I first learned of The Invisible String last year, when my daughter’s preschool teacher read it with her students. She shared it with them as they transitioned into being at school, many for the first time, and away from their parents and loved ones. I then revisited The Invisible String earlier this year, when a dear family lost their young father to cancer, and my friend read this with her little ones as they grieved. No matter the situation, The Invisible String by Patrice Karst, oroginally illustrated by Geoff Stevenson, has a powerful message for young children– they are always connected to their loved ones.
In The Invisible String, Karst draws on personal experience as a mom, when her son struggled with separation at preschool dropoffs. She created the concept of constant but invisible connection between her son and herself to help comfort him during those separations… It not only helped him, but helped many other friends in his class! Five years later, the book was born and is still going strong today.
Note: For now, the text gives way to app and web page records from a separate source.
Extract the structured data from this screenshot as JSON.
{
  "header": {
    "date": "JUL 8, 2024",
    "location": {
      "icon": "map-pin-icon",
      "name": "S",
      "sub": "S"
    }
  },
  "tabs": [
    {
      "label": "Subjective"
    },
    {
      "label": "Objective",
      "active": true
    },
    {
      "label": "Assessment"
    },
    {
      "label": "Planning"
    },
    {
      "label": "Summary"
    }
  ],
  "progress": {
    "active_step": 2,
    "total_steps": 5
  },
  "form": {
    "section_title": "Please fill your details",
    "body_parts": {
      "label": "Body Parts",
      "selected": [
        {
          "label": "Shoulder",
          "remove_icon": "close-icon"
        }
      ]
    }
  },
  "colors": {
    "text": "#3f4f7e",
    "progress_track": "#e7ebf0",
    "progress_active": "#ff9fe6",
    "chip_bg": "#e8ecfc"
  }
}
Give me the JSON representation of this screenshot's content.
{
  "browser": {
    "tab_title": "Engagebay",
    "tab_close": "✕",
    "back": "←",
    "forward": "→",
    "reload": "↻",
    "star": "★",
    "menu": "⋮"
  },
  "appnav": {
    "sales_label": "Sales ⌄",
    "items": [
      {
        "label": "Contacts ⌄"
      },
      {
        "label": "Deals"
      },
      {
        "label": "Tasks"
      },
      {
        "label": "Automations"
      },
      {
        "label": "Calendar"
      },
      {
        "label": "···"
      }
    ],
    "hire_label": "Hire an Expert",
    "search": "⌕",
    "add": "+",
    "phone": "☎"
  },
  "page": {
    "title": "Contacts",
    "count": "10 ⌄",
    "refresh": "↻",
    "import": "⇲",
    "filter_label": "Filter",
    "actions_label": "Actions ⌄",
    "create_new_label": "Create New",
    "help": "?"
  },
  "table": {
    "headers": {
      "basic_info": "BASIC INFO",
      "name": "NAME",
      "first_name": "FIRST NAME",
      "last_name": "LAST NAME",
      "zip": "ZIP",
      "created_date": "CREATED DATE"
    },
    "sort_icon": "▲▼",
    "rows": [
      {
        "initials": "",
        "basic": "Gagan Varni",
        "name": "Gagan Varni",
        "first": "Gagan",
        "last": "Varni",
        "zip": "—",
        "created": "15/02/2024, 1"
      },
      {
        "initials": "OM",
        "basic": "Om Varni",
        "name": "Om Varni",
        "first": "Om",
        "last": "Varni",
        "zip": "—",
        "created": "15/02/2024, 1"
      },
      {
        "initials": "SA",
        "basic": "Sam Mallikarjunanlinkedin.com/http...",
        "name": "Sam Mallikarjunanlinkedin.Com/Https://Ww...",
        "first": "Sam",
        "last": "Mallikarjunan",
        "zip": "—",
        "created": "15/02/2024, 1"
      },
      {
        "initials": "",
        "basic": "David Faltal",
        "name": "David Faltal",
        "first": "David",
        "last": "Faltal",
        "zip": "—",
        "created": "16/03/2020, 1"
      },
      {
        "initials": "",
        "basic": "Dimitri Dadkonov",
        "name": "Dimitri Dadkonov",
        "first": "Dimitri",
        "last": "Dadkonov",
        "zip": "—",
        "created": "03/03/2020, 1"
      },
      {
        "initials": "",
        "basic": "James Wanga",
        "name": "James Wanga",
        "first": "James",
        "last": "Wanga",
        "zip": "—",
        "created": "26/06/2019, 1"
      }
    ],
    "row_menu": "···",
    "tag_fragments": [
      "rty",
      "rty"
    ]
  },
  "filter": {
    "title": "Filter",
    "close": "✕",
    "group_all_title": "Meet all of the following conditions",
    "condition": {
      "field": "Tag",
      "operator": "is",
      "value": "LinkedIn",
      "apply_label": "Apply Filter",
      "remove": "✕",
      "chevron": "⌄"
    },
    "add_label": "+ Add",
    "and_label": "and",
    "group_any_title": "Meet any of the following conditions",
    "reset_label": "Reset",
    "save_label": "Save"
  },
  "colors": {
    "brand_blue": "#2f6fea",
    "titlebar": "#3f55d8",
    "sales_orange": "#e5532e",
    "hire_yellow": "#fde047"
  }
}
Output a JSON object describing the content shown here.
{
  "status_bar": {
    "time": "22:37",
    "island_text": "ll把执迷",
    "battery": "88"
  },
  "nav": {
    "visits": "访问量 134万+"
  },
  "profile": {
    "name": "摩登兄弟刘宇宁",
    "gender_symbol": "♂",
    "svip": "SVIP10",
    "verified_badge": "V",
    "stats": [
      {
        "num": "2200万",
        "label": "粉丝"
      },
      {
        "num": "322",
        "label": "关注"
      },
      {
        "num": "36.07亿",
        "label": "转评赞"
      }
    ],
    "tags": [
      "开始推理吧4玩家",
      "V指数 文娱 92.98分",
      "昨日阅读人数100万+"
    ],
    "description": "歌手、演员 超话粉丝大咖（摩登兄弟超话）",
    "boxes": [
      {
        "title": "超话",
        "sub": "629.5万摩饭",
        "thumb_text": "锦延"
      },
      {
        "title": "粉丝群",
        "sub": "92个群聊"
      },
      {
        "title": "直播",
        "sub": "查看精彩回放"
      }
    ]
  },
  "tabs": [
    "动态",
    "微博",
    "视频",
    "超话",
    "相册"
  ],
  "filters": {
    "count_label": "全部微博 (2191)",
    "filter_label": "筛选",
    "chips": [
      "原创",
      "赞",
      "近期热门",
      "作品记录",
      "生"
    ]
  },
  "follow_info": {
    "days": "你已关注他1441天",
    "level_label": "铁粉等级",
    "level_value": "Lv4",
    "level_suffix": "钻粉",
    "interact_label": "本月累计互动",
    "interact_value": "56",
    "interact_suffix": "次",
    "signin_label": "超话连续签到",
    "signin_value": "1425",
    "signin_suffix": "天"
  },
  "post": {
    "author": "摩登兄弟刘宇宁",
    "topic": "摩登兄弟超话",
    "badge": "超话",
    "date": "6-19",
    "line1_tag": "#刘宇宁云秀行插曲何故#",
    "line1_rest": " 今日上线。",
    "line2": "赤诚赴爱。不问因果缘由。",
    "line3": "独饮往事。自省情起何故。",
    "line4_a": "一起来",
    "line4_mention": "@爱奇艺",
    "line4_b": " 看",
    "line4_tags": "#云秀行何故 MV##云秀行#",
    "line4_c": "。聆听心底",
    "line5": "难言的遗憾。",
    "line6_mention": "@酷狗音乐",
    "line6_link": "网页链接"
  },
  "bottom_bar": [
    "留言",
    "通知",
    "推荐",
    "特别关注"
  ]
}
Children who read The Invisible String learn of the power of heart connections, connections they feel in a tangible way when they are apart from someone who is important. They may feel these “heart strings” being tugged when they’re scared or when they’re along. They may get pulled by parents, siblings, best friends, and teachers (my daughter’s class last year used to pull their Invisible Strings whenever someone was absent, to let them know they missed them and were thinking about them!). Karst tenderly connects these Invisible Strings to loved ones who have died, as well as addresses the important concept that “Love is stronger than anger, and as long as love is in your heart, the String will always be there.”
Though I only recently discovered this book, it was first published by DeVorss Publications in 2000. The inside flap of the dust jacket reads:
Specifically written to calm a child’s fear of being apart from the ones they love, The Invisible String… delivers a compelling message in today’s uncertain times. Grown ups and children everywhere who are looking for reassurance and reaffirmation of the transcendent power of love to bind, connect, and comfort will discover how easily they can “tug” on each other’s heart with The Invisible String!
If that was appropriate and applicable 19 years ago, think how much more many children may need to hear that message now!
To that end, you may want to know that Little, Brown rereleased this book, with new illustrations (by Joanne Lew-Vriethoff), in paperback last October! And… there are going to be 3 more spin-off books, making The Invisible String a series! Stay tuned for The Invisible String Workbook, The Invisible Leash (both available later this fall, it appears), and The Invisible Web (currently slated for 2020 publication).
If you liked this, check out:
The Kissing Hand by Audrey Penn
No Matter What by Debi Gliori